Where are we?
We’re building a Web site for Adopt-a-Dog. We started by working out what the site should do for its stakeholders. Here’s what we came up with:
People who want to adopt a dog
- What dogs are available?
- Can I visit the dogs?
- What does it cost to adopt a dog?
- Will I be allowed to adopt a dog?
People with a dog that needs to be adopted
- Can I leave my dog with Adopt-a-Dog?
- Will Adopt-a-Dog look after my dog?
- Will my dog have a good home?
People looking for training, or veterinary services
- What services are available?
- What do they cost?
- When and where can I get services?
People who want to donate money

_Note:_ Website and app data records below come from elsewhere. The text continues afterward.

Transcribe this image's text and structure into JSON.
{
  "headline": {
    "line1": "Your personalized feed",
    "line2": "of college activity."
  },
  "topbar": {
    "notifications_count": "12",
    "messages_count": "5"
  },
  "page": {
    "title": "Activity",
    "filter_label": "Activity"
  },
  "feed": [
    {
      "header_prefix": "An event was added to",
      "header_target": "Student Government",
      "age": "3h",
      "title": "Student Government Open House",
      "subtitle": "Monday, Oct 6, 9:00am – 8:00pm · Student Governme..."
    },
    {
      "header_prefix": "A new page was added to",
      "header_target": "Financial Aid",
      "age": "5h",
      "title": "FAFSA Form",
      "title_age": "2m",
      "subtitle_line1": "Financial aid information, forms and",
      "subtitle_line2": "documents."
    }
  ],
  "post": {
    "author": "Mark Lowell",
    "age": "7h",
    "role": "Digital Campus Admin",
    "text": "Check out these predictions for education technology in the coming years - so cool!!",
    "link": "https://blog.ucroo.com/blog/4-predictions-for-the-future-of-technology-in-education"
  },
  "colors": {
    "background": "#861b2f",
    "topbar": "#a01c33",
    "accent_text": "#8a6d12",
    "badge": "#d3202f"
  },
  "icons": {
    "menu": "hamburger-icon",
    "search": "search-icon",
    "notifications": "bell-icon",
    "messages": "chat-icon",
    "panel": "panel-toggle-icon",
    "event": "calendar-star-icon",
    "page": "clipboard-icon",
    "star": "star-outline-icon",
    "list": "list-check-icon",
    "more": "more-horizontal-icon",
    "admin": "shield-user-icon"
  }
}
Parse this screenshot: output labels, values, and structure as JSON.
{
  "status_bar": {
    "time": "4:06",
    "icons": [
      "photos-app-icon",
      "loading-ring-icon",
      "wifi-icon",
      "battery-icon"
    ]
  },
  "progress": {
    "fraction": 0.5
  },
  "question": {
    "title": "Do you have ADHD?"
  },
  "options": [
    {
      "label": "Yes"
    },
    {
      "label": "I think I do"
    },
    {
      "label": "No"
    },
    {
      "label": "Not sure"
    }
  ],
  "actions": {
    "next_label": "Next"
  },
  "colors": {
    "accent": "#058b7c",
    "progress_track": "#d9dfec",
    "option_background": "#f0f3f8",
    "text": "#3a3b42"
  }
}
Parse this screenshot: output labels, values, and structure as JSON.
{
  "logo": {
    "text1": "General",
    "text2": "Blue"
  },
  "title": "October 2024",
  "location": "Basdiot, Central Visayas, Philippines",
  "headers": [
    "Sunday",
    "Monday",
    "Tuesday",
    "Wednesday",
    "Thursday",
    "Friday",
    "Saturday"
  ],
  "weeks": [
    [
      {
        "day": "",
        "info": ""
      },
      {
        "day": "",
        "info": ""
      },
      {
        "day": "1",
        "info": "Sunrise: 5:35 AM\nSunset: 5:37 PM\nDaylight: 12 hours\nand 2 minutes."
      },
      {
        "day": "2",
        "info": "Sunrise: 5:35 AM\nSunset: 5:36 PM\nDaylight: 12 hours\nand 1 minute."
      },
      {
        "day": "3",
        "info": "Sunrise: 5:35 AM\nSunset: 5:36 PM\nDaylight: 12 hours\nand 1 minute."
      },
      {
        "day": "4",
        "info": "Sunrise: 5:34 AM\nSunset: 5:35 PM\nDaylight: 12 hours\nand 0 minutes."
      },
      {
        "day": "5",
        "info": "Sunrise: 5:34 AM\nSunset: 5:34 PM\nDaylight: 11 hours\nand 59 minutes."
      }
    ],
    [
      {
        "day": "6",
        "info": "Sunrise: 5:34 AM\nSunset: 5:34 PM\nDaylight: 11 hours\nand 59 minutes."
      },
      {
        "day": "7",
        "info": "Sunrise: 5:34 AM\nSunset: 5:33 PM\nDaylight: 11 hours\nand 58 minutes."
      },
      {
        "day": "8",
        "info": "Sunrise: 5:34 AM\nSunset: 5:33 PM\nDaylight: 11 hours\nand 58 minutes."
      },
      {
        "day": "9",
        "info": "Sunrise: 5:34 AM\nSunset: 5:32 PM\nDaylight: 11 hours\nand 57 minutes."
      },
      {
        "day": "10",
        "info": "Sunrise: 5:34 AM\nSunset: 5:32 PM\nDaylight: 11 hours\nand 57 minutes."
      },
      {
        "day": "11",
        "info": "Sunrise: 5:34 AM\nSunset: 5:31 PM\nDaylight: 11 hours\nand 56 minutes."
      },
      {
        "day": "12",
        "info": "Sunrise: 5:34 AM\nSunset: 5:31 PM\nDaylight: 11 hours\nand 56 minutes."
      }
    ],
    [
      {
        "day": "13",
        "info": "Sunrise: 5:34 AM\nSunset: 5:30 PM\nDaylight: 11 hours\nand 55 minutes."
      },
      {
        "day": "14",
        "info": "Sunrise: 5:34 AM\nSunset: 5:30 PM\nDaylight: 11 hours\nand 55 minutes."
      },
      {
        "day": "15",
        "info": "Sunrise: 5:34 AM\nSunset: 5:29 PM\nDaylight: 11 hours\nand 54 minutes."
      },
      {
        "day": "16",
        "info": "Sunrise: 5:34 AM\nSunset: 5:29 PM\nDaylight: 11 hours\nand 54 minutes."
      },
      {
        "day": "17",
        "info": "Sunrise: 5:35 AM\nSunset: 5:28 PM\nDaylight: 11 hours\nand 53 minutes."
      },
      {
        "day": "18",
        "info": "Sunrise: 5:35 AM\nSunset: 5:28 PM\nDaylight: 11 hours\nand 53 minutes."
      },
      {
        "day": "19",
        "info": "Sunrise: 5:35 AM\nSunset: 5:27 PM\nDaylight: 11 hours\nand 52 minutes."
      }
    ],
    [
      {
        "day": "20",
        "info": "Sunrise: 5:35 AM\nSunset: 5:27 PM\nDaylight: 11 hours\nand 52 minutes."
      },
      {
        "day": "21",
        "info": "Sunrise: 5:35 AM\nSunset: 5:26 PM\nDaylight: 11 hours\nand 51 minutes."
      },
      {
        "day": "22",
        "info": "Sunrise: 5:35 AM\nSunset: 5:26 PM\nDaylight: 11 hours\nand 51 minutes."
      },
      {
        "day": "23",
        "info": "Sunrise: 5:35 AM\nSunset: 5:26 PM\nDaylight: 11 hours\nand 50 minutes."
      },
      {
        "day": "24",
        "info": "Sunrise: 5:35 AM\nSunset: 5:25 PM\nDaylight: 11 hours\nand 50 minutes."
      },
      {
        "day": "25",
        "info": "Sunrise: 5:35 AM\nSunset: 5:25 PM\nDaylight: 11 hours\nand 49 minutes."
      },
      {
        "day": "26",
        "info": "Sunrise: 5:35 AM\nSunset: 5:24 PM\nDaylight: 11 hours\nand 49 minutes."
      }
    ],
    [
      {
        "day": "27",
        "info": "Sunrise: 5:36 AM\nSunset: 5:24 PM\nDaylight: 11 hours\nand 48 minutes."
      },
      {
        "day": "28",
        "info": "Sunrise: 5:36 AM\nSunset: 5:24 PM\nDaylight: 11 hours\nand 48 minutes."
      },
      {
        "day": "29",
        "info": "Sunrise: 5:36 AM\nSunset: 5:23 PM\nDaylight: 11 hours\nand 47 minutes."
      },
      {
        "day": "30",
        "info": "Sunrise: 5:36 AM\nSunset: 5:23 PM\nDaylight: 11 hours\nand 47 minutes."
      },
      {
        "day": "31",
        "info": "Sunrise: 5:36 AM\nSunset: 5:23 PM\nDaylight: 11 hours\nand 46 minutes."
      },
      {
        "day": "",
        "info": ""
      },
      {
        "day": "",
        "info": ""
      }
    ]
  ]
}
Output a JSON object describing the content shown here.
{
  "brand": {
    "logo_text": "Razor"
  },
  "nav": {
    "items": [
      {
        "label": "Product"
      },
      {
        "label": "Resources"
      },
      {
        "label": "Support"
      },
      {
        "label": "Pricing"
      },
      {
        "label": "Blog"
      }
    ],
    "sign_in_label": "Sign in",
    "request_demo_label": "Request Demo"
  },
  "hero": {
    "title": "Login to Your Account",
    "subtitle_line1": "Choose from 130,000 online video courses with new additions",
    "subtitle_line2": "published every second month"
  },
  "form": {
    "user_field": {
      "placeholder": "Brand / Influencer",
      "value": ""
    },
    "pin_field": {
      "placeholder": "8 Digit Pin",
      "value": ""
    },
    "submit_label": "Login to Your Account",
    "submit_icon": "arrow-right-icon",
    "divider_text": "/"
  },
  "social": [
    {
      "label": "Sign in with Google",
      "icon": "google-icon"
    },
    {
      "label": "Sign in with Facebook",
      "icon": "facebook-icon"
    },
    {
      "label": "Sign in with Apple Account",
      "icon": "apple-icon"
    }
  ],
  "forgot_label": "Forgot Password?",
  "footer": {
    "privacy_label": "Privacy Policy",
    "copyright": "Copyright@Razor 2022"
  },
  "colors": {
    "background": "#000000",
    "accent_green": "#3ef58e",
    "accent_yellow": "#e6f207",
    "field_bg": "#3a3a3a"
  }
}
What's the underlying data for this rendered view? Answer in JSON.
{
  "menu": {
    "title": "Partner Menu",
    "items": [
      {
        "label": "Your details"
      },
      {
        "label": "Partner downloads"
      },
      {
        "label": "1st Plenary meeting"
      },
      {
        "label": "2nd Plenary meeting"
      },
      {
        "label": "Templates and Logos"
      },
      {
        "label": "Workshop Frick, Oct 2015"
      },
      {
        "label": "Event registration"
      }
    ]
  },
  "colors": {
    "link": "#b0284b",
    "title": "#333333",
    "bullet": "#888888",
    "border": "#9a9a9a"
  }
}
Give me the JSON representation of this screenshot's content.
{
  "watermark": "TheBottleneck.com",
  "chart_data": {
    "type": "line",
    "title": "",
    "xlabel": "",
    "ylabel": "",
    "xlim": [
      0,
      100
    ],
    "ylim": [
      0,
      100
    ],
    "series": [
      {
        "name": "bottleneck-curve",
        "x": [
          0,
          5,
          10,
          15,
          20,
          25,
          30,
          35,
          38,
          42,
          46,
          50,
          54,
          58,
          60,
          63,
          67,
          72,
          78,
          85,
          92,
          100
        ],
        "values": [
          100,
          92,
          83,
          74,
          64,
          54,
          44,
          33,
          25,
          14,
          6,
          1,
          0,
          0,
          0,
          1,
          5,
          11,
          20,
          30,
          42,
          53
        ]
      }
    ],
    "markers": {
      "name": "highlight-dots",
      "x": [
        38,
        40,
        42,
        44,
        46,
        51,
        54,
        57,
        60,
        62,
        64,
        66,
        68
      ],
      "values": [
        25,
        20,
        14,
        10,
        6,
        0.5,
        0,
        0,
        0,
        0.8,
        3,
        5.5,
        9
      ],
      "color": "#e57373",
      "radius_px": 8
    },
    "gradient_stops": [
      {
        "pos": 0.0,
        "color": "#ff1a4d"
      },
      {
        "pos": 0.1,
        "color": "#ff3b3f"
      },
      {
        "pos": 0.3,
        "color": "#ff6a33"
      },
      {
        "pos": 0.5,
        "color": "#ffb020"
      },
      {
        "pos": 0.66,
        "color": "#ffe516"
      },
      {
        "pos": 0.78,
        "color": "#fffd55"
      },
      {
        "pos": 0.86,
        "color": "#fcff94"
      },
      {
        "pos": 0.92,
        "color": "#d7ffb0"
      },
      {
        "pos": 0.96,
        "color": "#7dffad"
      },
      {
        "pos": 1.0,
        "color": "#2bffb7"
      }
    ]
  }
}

- How will my money be used?
- How do I donate?
- Are donations tax deductible?
- What jobs are available?
- What hours would I work?
- Is there training?
- How is content on the site updated?
- How much time will it take to keep the site updated?
- Where will the site be hosted?
- What will hosting cost?
What models are for
We have some requirements:
We want to make a Web site that meets the requirements:
How do we turn requirements into an IS? That’s what models are for. Models describe what the system does, and how it works.
There are a bunch of modeling techniques in IS. The ones you use depend on what kind of IS you’re building.
We’re making an info collection IS. What models will help?
- Page hierarchy model
- Look-and-feel model
Let’s take a look at the first one.
We have some requirements. How do we turn requirements into an IS? That’s what models are for. Models describe what the system does, and how it works.